---------- Data shown ----------
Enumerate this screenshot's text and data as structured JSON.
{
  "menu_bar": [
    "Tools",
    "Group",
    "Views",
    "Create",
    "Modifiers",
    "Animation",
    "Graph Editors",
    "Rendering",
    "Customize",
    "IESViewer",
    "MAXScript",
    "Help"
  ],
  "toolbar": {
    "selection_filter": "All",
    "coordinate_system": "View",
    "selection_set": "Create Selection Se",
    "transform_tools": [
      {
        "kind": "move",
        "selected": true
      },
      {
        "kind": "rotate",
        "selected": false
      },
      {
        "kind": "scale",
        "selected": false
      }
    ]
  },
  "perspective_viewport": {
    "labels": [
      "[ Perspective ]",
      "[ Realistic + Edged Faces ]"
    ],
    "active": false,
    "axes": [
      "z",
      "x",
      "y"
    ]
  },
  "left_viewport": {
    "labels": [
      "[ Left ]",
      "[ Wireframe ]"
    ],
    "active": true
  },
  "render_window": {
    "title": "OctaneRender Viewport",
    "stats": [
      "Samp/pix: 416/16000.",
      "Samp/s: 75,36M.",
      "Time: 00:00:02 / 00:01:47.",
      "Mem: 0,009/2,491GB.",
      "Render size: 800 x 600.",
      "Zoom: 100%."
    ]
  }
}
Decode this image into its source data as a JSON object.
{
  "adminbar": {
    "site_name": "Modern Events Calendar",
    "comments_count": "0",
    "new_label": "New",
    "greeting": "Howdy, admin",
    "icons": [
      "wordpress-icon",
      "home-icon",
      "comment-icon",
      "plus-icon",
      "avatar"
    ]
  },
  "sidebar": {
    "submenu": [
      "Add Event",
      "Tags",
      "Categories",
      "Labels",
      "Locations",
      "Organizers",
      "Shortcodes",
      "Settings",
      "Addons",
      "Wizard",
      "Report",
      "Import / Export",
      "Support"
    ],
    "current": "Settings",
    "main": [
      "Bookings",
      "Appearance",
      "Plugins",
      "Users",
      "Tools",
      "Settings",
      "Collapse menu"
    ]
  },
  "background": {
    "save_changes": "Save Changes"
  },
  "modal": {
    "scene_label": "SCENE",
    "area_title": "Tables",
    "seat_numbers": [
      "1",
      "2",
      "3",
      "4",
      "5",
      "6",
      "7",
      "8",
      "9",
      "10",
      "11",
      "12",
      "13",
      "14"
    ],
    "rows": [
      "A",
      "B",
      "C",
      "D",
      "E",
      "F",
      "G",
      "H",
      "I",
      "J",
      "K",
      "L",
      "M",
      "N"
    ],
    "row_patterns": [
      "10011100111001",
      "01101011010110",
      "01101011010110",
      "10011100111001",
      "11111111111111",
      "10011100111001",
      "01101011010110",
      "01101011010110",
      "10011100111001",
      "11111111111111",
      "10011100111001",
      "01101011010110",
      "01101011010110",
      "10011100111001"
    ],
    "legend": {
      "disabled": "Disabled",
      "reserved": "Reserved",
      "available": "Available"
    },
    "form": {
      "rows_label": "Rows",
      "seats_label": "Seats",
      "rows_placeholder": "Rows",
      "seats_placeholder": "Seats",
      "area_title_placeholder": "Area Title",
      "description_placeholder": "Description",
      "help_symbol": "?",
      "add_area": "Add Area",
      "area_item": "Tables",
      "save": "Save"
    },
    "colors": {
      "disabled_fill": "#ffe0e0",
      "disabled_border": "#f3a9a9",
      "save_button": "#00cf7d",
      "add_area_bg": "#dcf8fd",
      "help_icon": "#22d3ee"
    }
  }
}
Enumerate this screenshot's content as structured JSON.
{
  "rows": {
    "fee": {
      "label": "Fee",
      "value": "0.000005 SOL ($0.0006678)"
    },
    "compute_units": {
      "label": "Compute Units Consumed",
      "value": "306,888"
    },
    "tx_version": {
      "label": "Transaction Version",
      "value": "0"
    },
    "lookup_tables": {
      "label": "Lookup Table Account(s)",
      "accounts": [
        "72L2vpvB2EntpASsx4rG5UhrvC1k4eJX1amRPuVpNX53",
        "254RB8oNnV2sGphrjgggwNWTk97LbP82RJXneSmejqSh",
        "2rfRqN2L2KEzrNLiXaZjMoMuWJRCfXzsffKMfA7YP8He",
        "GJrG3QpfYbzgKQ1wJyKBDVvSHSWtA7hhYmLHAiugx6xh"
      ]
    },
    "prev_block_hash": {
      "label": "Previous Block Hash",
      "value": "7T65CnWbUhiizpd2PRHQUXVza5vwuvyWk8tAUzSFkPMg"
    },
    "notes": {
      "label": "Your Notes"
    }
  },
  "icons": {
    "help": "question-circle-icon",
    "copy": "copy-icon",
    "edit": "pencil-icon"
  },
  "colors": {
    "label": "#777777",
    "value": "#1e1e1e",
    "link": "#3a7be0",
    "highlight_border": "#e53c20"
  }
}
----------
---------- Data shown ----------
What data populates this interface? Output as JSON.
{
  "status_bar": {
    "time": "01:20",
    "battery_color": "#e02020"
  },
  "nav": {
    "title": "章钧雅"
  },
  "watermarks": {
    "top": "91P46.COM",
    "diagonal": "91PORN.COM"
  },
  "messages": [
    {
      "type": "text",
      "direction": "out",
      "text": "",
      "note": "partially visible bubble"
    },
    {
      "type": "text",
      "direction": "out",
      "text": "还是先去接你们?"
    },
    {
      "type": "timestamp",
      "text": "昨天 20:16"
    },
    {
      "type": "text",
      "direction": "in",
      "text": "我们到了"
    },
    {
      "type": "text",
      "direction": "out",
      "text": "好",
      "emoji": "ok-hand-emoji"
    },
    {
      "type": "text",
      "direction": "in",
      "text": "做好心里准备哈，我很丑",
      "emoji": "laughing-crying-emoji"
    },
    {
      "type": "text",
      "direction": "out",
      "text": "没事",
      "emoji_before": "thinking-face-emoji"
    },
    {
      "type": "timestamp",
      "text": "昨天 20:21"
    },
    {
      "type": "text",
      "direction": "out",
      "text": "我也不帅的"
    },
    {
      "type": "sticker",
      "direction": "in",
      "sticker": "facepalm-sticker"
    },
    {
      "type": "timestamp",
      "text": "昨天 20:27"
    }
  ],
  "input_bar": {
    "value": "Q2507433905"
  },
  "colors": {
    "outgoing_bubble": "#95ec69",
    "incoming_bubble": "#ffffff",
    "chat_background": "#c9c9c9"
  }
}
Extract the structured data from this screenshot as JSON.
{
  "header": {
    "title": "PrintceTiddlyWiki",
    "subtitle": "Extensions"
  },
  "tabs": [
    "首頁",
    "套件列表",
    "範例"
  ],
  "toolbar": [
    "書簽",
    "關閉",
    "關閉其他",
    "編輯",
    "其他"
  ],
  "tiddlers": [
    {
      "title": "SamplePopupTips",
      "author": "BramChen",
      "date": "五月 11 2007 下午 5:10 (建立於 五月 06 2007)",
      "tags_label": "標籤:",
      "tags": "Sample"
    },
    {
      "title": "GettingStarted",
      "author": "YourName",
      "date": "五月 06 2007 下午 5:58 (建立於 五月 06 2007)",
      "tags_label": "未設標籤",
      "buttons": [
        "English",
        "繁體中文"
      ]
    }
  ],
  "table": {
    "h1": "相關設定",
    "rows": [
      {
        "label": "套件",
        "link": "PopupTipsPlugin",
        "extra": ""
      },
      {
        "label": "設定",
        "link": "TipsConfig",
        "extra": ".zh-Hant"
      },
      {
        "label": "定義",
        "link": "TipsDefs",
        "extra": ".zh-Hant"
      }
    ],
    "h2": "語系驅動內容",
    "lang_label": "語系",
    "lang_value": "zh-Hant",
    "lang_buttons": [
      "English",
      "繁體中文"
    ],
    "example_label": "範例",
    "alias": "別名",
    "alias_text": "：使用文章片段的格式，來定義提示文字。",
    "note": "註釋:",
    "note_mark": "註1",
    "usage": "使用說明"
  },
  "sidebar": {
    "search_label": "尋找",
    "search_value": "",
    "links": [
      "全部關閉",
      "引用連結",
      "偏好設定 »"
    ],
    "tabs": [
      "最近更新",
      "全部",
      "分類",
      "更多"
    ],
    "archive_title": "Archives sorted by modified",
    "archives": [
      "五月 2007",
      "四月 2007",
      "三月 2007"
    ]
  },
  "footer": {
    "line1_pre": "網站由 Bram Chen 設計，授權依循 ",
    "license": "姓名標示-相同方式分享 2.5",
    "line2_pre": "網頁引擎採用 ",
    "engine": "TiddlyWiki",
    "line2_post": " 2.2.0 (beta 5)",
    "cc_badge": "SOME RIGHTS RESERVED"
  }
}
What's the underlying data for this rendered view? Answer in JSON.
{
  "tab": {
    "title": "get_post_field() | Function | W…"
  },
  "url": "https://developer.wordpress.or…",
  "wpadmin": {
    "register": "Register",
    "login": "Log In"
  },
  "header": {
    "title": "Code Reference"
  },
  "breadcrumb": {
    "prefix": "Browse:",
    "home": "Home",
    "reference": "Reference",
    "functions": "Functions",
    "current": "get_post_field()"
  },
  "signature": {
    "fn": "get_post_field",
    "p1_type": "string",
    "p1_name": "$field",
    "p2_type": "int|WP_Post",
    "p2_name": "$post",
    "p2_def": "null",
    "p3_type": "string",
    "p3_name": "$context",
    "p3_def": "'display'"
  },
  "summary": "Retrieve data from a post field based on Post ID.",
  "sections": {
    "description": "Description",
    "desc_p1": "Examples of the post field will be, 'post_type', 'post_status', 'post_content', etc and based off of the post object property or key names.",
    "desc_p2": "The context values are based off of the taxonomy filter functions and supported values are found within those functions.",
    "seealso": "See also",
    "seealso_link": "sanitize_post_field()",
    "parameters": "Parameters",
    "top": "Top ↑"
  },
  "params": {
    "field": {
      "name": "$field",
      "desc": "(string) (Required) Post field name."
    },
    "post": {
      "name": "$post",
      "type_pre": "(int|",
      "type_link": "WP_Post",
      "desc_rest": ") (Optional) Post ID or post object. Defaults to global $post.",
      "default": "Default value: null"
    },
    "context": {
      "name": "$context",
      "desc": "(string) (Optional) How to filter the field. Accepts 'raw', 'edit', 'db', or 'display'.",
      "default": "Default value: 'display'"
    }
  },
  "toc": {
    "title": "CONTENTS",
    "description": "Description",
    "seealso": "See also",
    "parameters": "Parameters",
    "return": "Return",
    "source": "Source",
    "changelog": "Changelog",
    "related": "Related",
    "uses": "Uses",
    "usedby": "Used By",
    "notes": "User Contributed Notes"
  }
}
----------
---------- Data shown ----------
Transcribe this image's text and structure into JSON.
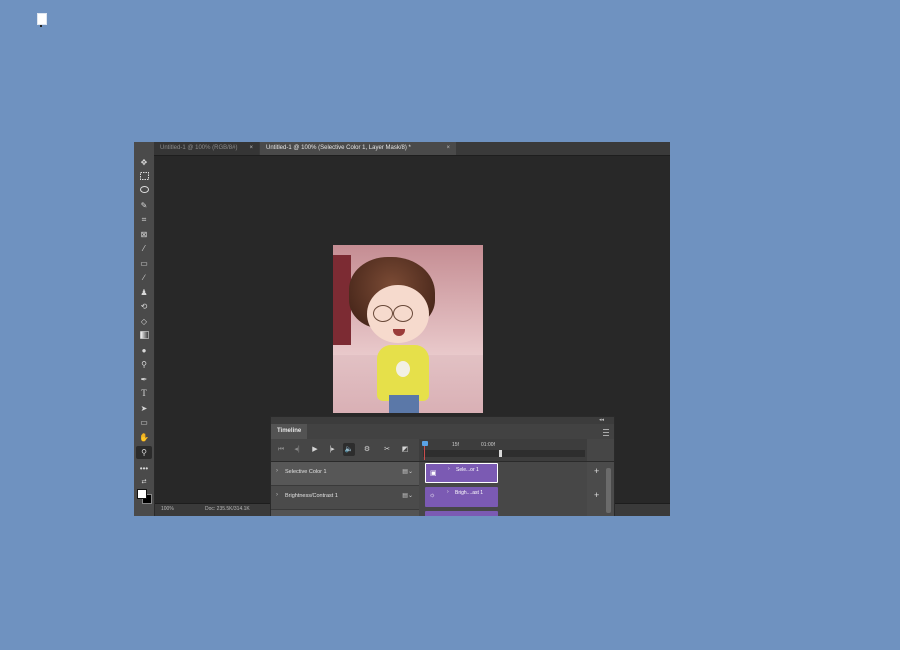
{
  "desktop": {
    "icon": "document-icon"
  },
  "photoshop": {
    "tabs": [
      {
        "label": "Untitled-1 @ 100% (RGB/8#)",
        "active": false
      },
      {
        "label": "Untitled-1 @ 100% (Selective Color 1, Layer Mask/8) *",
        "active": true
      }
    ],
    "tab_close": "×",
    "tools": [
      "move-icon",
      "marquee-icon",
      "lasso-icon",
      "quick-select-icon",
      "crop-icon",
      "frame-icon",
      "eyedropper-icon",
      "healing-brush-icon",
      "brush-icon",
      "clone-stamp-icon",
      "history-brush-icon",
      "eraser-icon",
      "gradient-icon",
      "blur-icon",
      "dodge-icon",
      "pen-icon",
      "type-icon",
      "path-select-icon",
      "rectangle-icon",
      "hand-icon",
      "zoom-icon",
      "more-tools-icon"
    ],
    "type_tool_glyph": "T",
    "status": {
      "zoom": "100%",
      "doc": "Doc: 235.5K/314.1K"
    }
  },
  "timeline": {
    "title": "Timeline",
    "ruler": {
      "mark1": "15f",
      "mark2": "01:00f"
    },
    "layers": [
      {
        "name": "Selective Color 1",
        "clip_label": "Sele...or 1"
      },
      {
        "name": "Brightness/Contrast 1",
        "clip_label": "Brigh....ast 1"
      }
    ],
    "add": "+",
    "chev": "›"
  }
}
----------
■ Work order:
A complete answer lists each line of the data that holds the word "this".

■ Response box:
Enumerate this screenshot's text and data as structured JSON.
Decode this image into its source data as a JSON object.
Enumerate this screenshot's content as structured JSON.
What data populates this interface? Output as JSON.
Extract the structured data from this screenshot as JSON.
What's the underlying data for this rendered view? Answer in JSON.
Transcribe this image's text and structure into JSON.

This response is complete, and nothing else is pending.